“Didn’t you know?”
This phrase has been a recurring theme for me since I last wrote to you. It has been a stark reminder of how much I still have to learn, even after nearly six years at St. Anthony‘s! It has been a humbling reminder for me to never feel over confident and to always expect the unexpected.
The process began when we started enlarging classrooms to incorporate “social distancing” when school re-opens in August. As we removed the partition between the 7th and 8th grade classrooms we found a separate enclosed area protruding from the outer wall, containing water pipes and an internal vent pipe running from floor to roof. As I scratched my head wondering what that was all about, Joseph, our maintenance worker, said “When I was at school this was the library and we had a water fountain here. Didn’t you know?”
My next surprise came as we incorporated the corridor from the main school to the three portable units behind the main building. The replacement corridor cut from the 2nd grade room was very dark, so my thought was to simply leave it open-ended. However, I was told that Ms. Loretta (5th grade) and Ms. Phyllis (Pre-k) are often here until after dark and need to use the passageway. “Didn’t you know?” Well, I did know that the teachers stayed well after school had ended but I had forgotten just how late they did stay. (One mustn’t take people for granted even if it is simply part of the daily routine.)
Perhaps the most revealing “Didn’t you know” was a double surprise. Someone suggested to Sr. Marsha that we should start a “GoFundMe” drive to pay for the renovations. I had never heard of such a thing but we investigated and were able to finally set one of these up. There have been several very helpful donations received through “GoFundMe.” But the greatest surprise was a telephone call from one of the donors. He was a graduate of St. Anthony’s in 1994. He spoke at length about his love for our School and how it had changed his life.
When he came to the School in kindergarten he did not know a word of English. He had been sent to another school where much of what he had learned was, as he put it, “simply wrong.” After his time at St. Anthony’s, he went on to high school and college graduating with an engineering degree and since then has had a very successful career. Perhaps most revealing was his love for Zuni tradition. He said that when he came to St. Anthony’s it was the only place where Zuni tradition and culture were promoted and celebrated. It was only years later that other schools began to acknowledge the importance of native cultures and to bring that all important factor into their educational life.
No, I didn’t know how far sighted St. Anthony‘s was in not only recognizing the divine gift of divergent cultures but in developing cultural identity within the young committed to its care.
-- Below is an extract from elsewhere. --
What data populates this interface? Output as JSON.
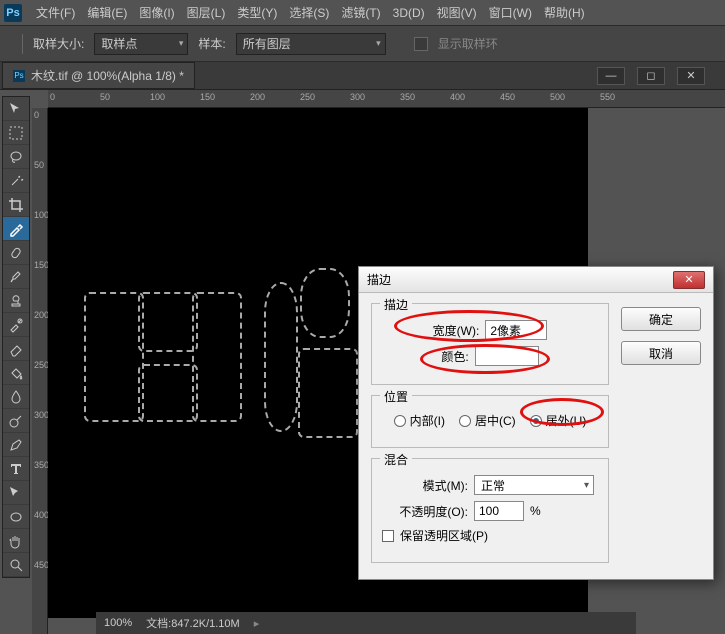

There was certainly a lump in my throat if not a tear in my eye as I spoke with a living witness to the success and value of the generations of effort at our lovely little School… and it continues.
The official school year closed at the end of May, although one or two students (tardy with distance learning assignments) continued for another week. The final drop off and pick up session consisted of returning books and picking up student reports. The combined effort of parents, students and teachers has enabled most students to continue their education and formation. I believe it is a tribute to all concerned. Even our gym teacher managed to incorporate distance learning: she sent out exercise plans for the students, had parents record the exercises and then send them back to her. There is no lack of inventiveness at St. Anthony’s (which I most certainly knew) but perhaps not to the degree I should have!
A great void was caused in the life of St. Anthony’s when we had to cancel our annual Graduation Ceremony because of the coronavirus. Graduation is such an important moment in all our lives. The vast amount of work and renovation at the School helped to distract a little from this moment of disappointment for faculty and students. Although certificates of merit were included with final reports, this could not be compared to the joy of face-to-face encounters, shaking hands and saying: “Good job, well done may you have a bright and blessed future!”
Graduation from an earlier time
Late one Friday evening I saw two figures standing at the office door. When I approached, even through the ubiquitous masks I recognized two of our most likable 8th graders one of whom is very chatty and the other not so much. They were returning the laptops we had issued along with their final homework.
Entering the front office their eyes popped open at the apparent chaos surrounding them in the normally well-ordered room. Then the quiet lad cleared his throat and offered a sincere thank you for their time at St. Anthony’s: “It’s been great,” he said simply. That lump in my throat came back again as I said: “Don’t you know it’s not over yet? We will have a graduation as soon as all of this is over. I promise.” As with many young people our teenagers are slow to express their feelings freely, and so those few words “It’s been great” spoke volumes and for me was a gift beyond measure.
Despite the strange circumstances and the mountain of work on every front, this month has been a very emotional time for me and the faculty. Recently, we learned that two of our students had contracted the coronavirus. The good news is that they are daily in our prayers and they seem to be recovering well. Other sadness occurred this month when three major summer events had to be canceled: Summer School, Bible Camp and Art Camp.
I have come to realize more than ever the effect and contribution which St. Anthony’s makes in the lives of our young people and it doesn’t end with graduation. Rather, it permeates the lives of these young people and through them ripples out to the whole community. And just in case you “didn’t know”… it’s all thanks to you.
Be safe and be well — Sincerely,
Fr. Patrick McGuire
Please don’t forget about our new St. Anthony School: GoFundMe page